The European Space Agency has announced that human urine could, in fact, be eventually used to build concrete-based structures on the moon.
In a recent sponsored study, carried out by scientists from Norway, Spain, the Netherlands and Italy, the agency said that the researchers discovered that urea, which is the main organic compound in urine, would help make the concrete mixture more malleable before it hardens into its final form.
“Thanks to future lunar inhabitants, the 1.5 liters of liquid waste a person generates each day could become a promising by-product for space exploration,” the agency said in a statement.
The ESA added that using only resources available on the moon itself to construct a base or other structures would vastly reduce the need to launch supplies from Earth.
Transporting about a pound of supplies from Earth into space can cost upwards of $10,000.
“The hope is that astronaut urine could be essentially used as it is on a future lunar base, with minor adjustments to the water content,” the study’s co-author Marlies Arnhof said in a statement.
“This is very practical, and avoids the need to further complicate the sophisticated water recycling systems in space.”
The chief ingredient in the so-called “lunar concrete” would be the moon’s powdery soil known as lunar regolith.

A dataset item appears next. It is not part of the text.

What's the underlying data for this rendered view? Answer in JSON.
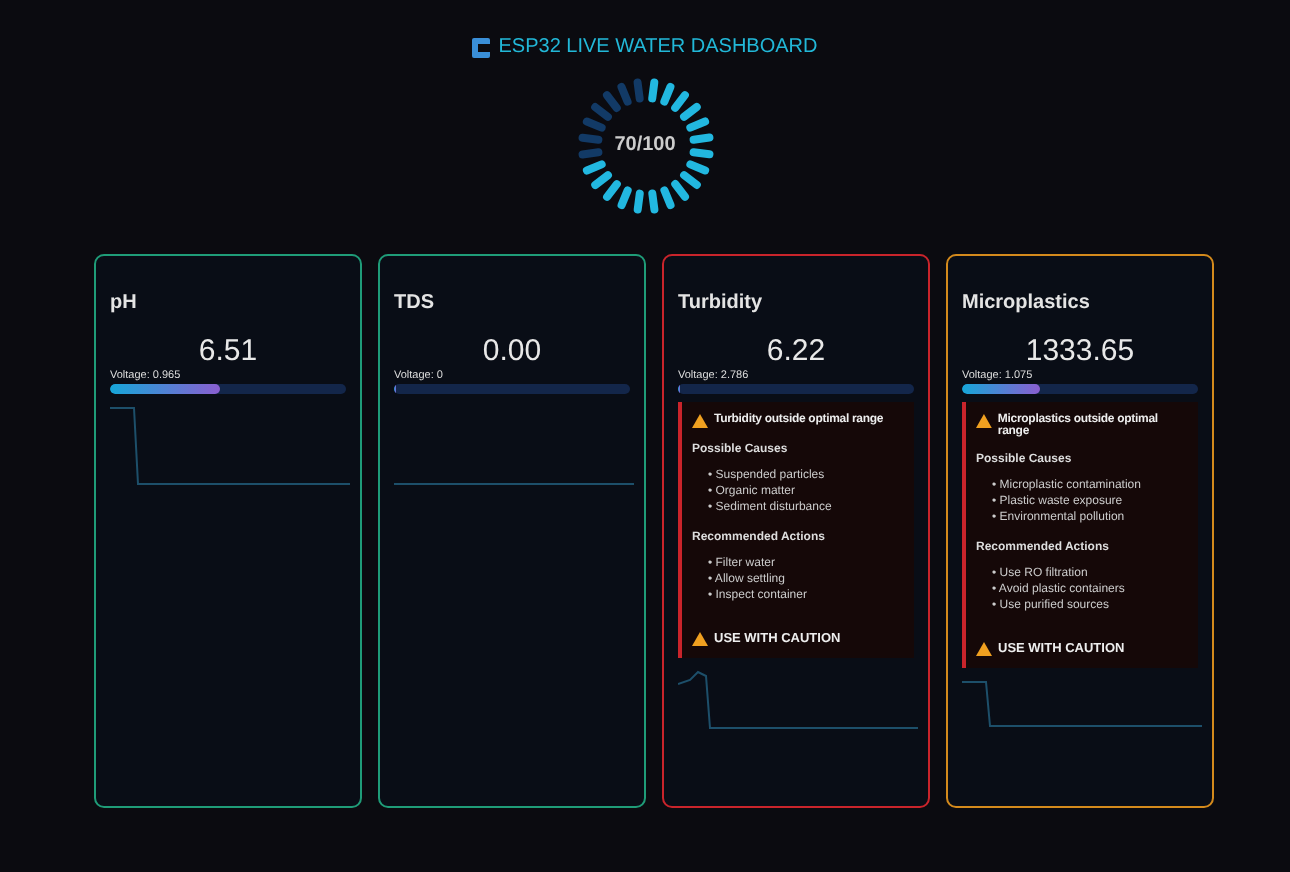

The ESA pointed out that urea, which can break hydrogen bonds and decrease the viscosity of fluid mixtures, would likely cut down on the amount of water needed for the various projects.
The researchers said more testing would be needed to pinpoint the best building material for the lunar bases, which could be mass-produced via 3D printers.
Urea is also often used on Earth—as an industrial fertilizer and a raw material utilized by chemical and medical companies.
NASA also has its sights set on building structures on the moon. It recently earmarked $125,000 to fund a phase one nine-month study of its endeavor to transform a lunar crater into a giant radio telescope.
Ethen Kim Lieser is a Science and Tech Editor who has held posts at Google, The Korea Herald, Lincoln Journal Star, AsianWeek and Arirang TV. He currently resides in Minneapolis.